Taken about 1943-44..the girls are (front row l-r): Mary "Driz" Evans James (1941), Marian Engle Butler (1944), Eleanor Terry Cunningham (1943) Back row: Jean Terry Ongaro (1945) and Jeanne Morgan (1945)
Old Veterans Memorial Billboard and "The Fountain" (a signature piece of Leesburg). Note the "WCTU" letters (can't see the metal plaque).
Called the "Srofe Building" although Dr. Srofe did not build it, but owned it while he was a dentist for about 40 years in Leesburg (large building in the background).
Later in the 1950s, it was sometimes referred to as the masonic building. Town Telephone Exchange was on the second floor. On first floor (left side) was a bakery (first Dononoo's and later Pfister's). Originally, on the right side of first floor was Leesburg Federal and later "Green Door", a teenage hangout.
Apartment on second floor was occupied by Helen VanWinkle and sons. Helen was one of the telephone operators. Another one was Carrie Duncanson. The Masonic Lodge was on the third floor.
On the right side of the building (behind fountain) was an office area - an insurance company first owned by Charley Teter then Donald McCoppin. It later moved to office in building where Vets Memorial is now. Lew Duncan bought the business from Mr. McCoppin in 1963 and subsequently the business is now owned by Kay Simmons.
Dr. Srofe lived in the second house on S. High St. from South St. and across from Buddy Griffith...two sons - Garner (about 1927) and Bill (class of 1931)...both graduated from Leesburg High School. Dr. Srofe's granddaughter (Florida resident) contacted me last summer. Came to Leesburg and Marian Butler arranged for her to see the inside of her grandmother's home for the first time in over 50 years.
The Srofe Building apparently burned in 1960s and later was torn down. At the same time, the fountain was torn down for some reason.
Hardy's Mill...not sure if this was a grist or woolen mill...and probably located down at the end of Mill Trace next to creek. You can still see stones in the side of the hill (behind the trailer on N. High St.) from an old mill. This area seems to have been where the beginning of Leesburg took place.
The Central House Hotel... located in the lot across from now Fifth Third Bank.
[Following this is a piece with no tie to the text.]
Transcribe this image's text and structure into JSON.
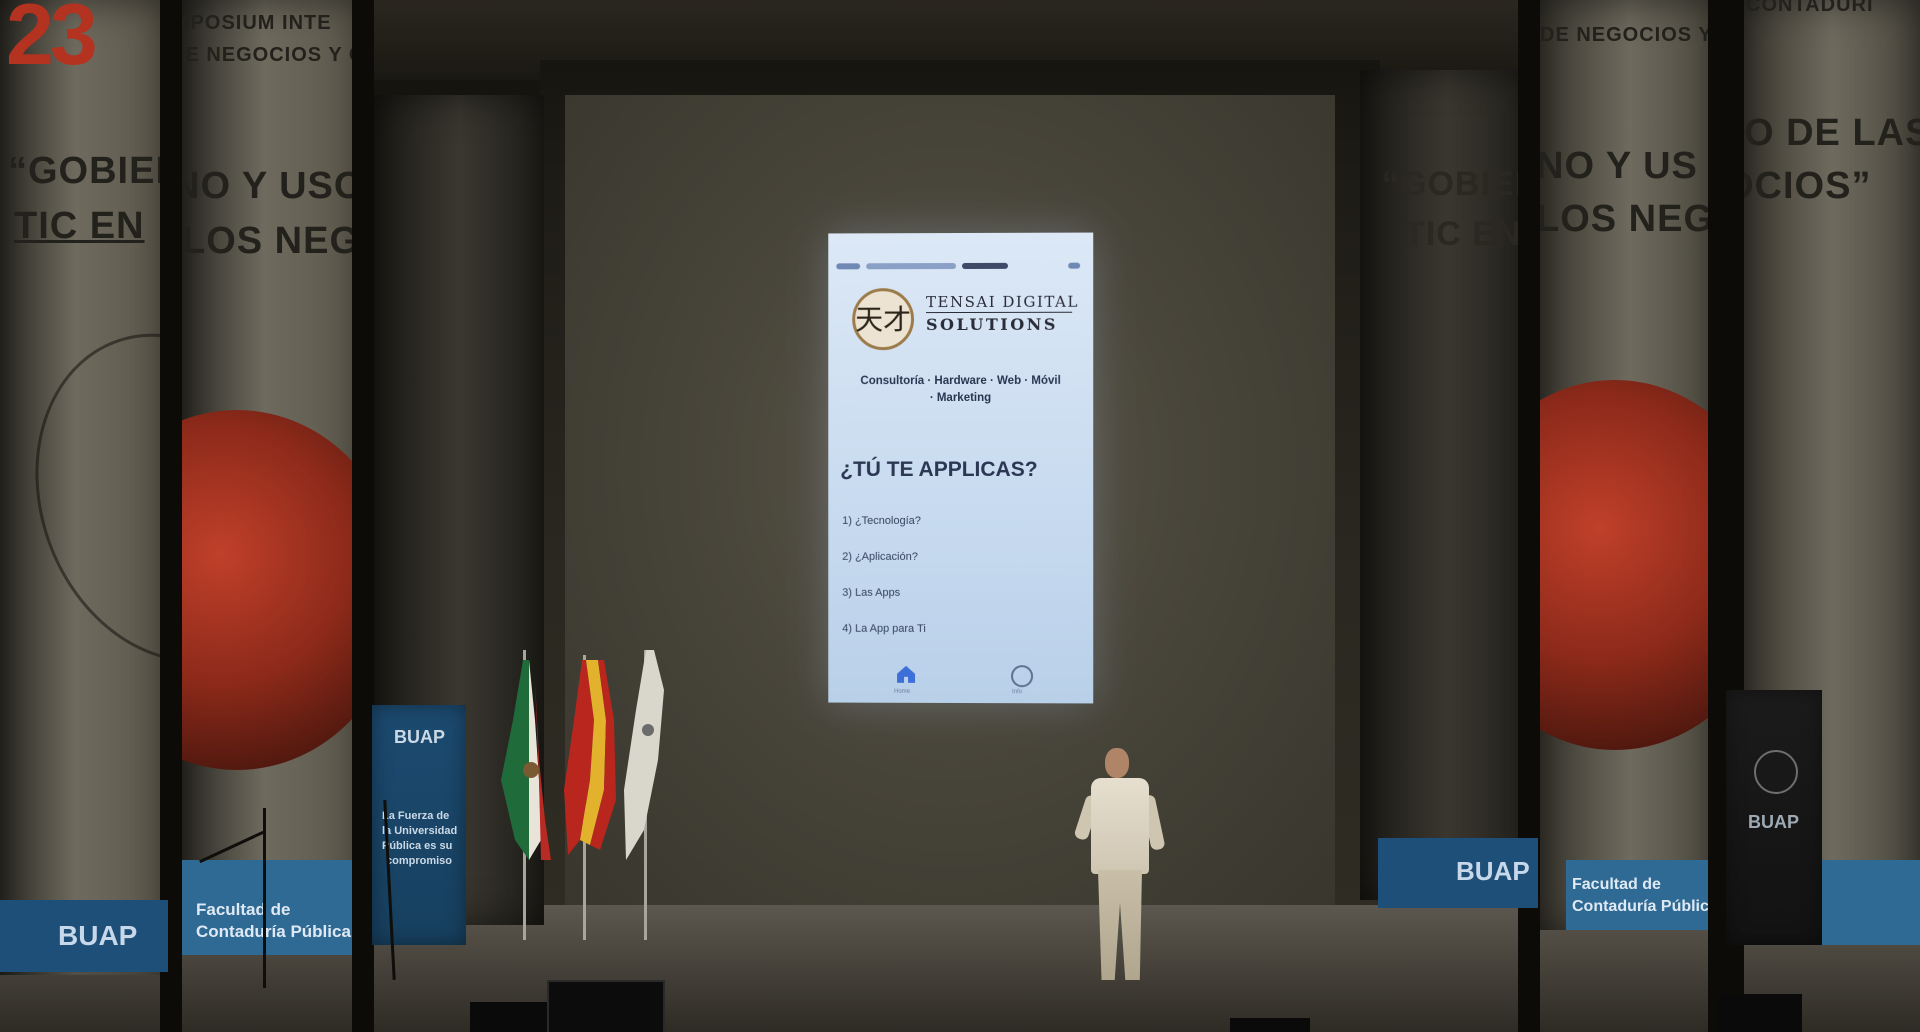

In 1940s-50s, owned by Bob Cunningham's parents, Walter (Butch) & Hazel. They also had a restaurant and lived upstairs.
Top photo - 1912
Bottom photo - early 1950's
Street view from hotel.
Mack Sauer promoted Leesburg all the time and became Leesburg's most famous person. Although not born and raised here, he bought the Leesburg Citizen in 1930's and started "Breakfast at Sauer's" radio program about 1947-48 on Middletown WPFB at 7:30-8am during the week. He broadcast from his living room above a pizza place for a few years and later in a studio in the back of first floor. Leesburg was the center of the five-county area since it had the only radio program in the 1950s.
Mack, about 5'6", was a dynamic person whom everybody loved. He wrote two books - "Ramblings and Rumblings" and "The Editor Squeaks". He also loved to pull jokes on people.
Mack became a national-known speaker, giving a mix of comedy and patriotism during his presentations. He died in 1958. His two children are still living - Ann (class of 1946) lives in Sedona, AZ with her son, and Mack, Jr. (class of 1952) lives in Carrollton, OH. "He was one of a kind."